Problem statement
A faithful copy of the entries is required, with no images in it.

↓↓↓

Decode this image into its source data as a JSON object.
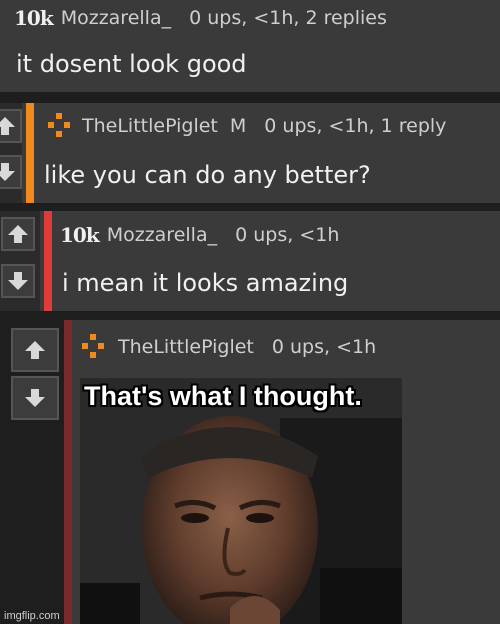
{
  "comments": [
    {
      "badge": "10k",
      "username": "Mozzarella_",
      "meta": "0 ups, <1h, 2 replies",
      "text": "it dosent look good"
    },
    {
      "username": "TheLittlePiglet",
      "mod_tag": "M",
      "meta": "0 ups, <1h, 1 reply",
      "text": "like you can do any better?",
      "bar_color": "#f08a1c"
    },
    {
      "badge": "10k",
      "username": "Mozzarella_",
      "meta": "0 ups, <1h",
      "text": "i mean it looks amazing",
      "bar_color": "#e03a3a"
    },
    {
      "username": "TheLittlePiglet",
      "meta": "0 ups, <1h",
      "bar_color": "#7a2a2a",
      "meme": {
        "caption": "That's what I thought."
      }
    }
  ],
  "watermark": "imgflip.com"
}
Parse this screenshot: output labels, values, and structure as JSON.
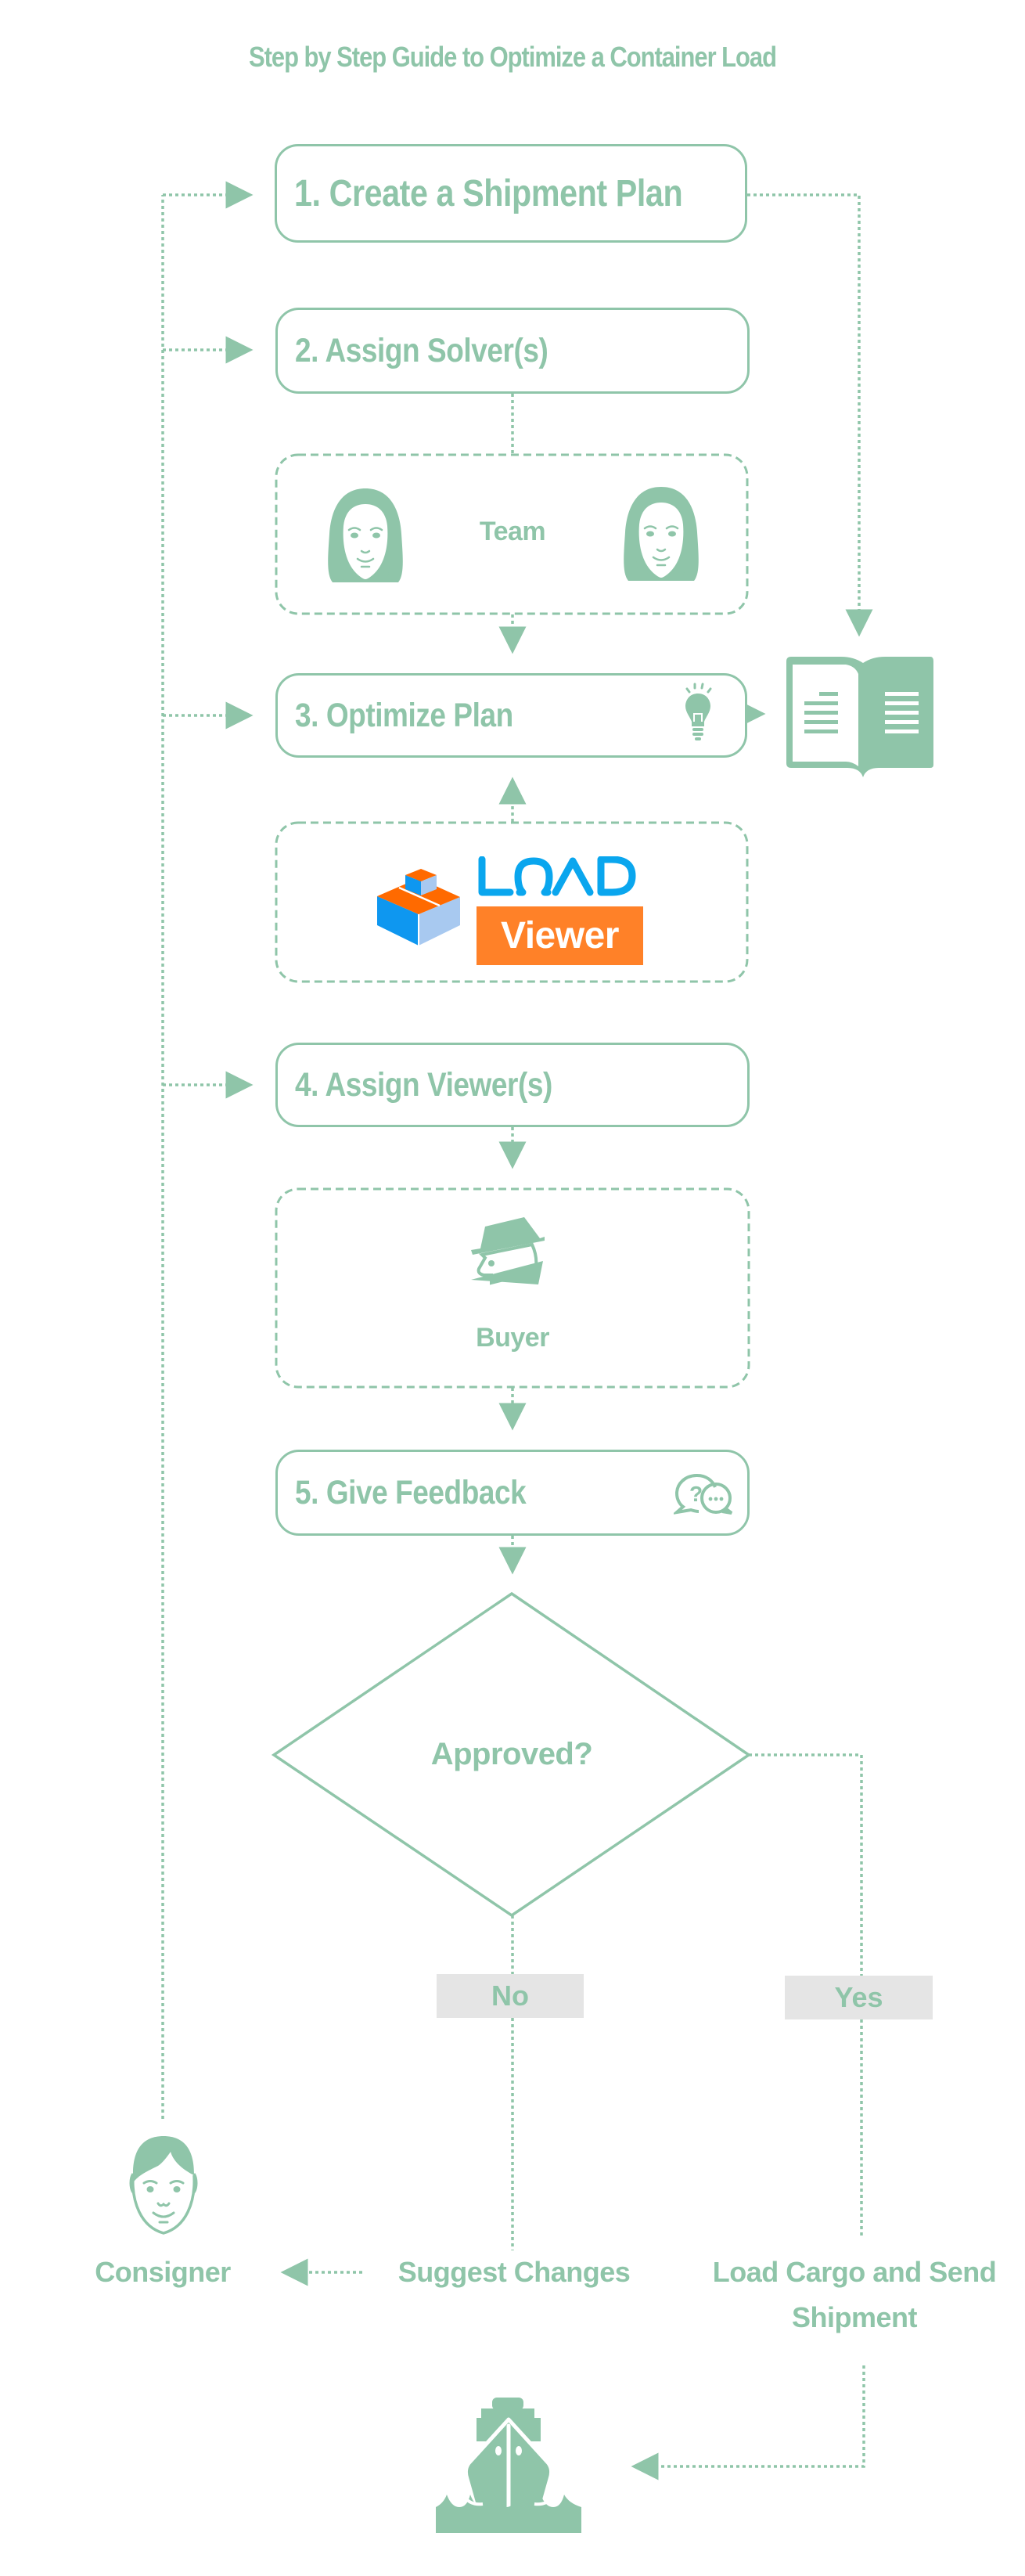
{
  "title": "Step by Step Guide to Optimize a Container Load",
  "steps": [
    {
      "label": "1. Create a Shipment Plan"
    },
    {
      "label": "2. Assign Solver(s)"
    },
    {
      "label": "3. Optimize Plan",
      "icon": "lightbulb-icon"
    },
    {
      "label": "4. Assign Viewer(s)"
    },
    {
      "label": "5. Give Feedback",
      "icon": "chat-bubbles-icon"
    }
  ],
  "groups": {
    "team": {
      "label": "Team",
      "icons": [
        "woman-face-icon",
        "woman-face-icon"
      ]
    },
    "logo": {
      "brand_top": "LOAD",
      "brand_bottom": "Viewer",
      "icon": "load-viewer-cube-logo"
    },
    "buyer": {
      "label": "Buyer",
      "icon": "spy-buyer-icon"
    }
  },
  "decision": {
    "question": "Approved?",
    "no_label": "No",
    "yes_label": "Yes"
  },
  "outcomes": {
    "consigner": "Consigner",
    "suggest_changes": "Suggest Changes",
    "load_cargo_line1": "Load Cargo and Send",
    "load_cargo_line2": "Shipment"
  },
  "side_icons": {
    "plan_document": "open-book-document-icon",
    "ship": "cargo-ship-icon",
    "consigner": "man-face-icon"
  },
  "colors": {
    "primary": "#8fc5a9",
    "tag_bg": "#e5e5e5",
    "logo_blue": "#0aa6ee",
    "logo_orange": "#ff8128",
    "logo_light_blue": "#a8c9f0"
  }
}
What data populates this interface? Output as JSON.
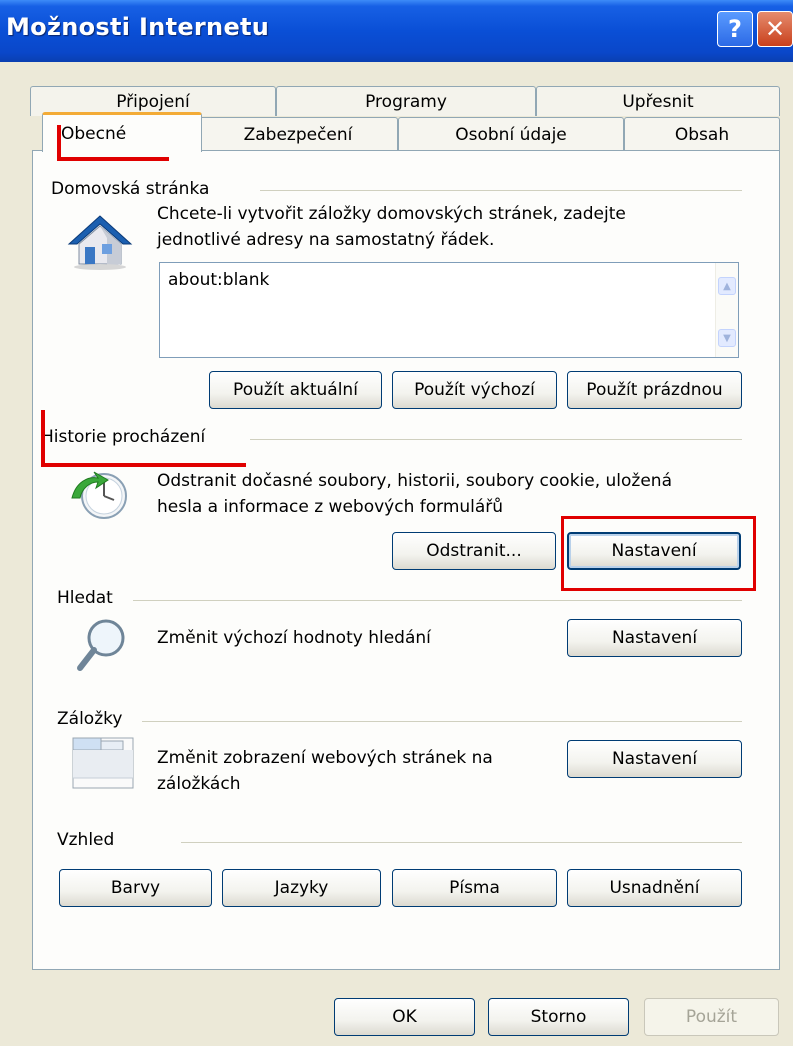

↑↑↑

Result
Decode this image into its source data as a JSON object.
{
  "comments": [
    {
      "badge": "10k",
      "username": "Mozzarella_",
      "meta": "0 ups, <1h, 2 replies",
      "text": "it dosent look good"
    },
    {
      "username": "TheLittlePiglet",
      "mod_tag": "M",
      "meta": "0 ups, <1h, 1 reply",
      "text": "like you can do any better?",
      "bar_color": "#f08a1c"
    },
    {
      "badge": "10k",
      "username": "Mozzarella_",
      "meta": "0 ups, <1h",
      "text": "i mean it looks amazing",
      "bar_color": "#e03a3a"
    },
    {
      "username": "TheLittlePiglet",
      "meta": "0 ups, <1h",
      "bar_color": "#7a2a2a",
      "meme": {
        "caption": "That's what I thought."
      }
    }
  ],
  "watermark": "imgflip.com"
}
Parse this screenshot: output labels, values, and structure as JSON.
{
  "title": "Step by Step Guide to Optimize a Container Load",
  "steps": [
    {
      "label": "1. Create a Shipment Plan"
    },
    {
      "label": "2. Assign Solver(s)"
    },
    {
      "label": "3. Optimize Plan",
      "icon": "lightbulb-icon"
    },
    {
      "label": "4. Assign Viewer(s)"
    },
    {
      "label": "5. Give Feedback",
      "icon": "chat-bubbles-icon"
    }
  ],
  "groups": {
    "team": {
      "label": "Team",
      "icons": [
        "woman-face-icon",
        "woman-face-icon"
      ]
    },
    "logo": {
      "brand_top": "LOAD",
      "brand_bottom": "Viewer",
      "icon": "load-viewer-cube-logo"
    },
    "buyer": {
      "label": "Buyer",
      "icon": "spy-buyer-icon"
    }
  },
  "decision": {
    "question": "Approved?",
    "no_label": "No",
    "yes_label": "Yes"
  },
  "outcomes": {
    "consigner": "Consigner",
    "suggest_changes": "Suggest Changes",
    "load_cargo_line1": "Load Cargo and Send",
    "load_cargo_line2": "Shipment"
  },
  "side_icons": {
    "plan_document": "open-book-document-icon",
    "ship": "cargo-ship-icon",
    "consigner": "man-face-icon"
  },
  "colors": {
    "primary": "#8fc5a9",
    "tag_bg": "#e5e5e5",
    "logo_blue": "#0aa6ee",
    "logo_orange": "#ff8128",
    "logo_light_blue": "#a8c9f0"
  }
}
What data populates this interface? Output as JSON.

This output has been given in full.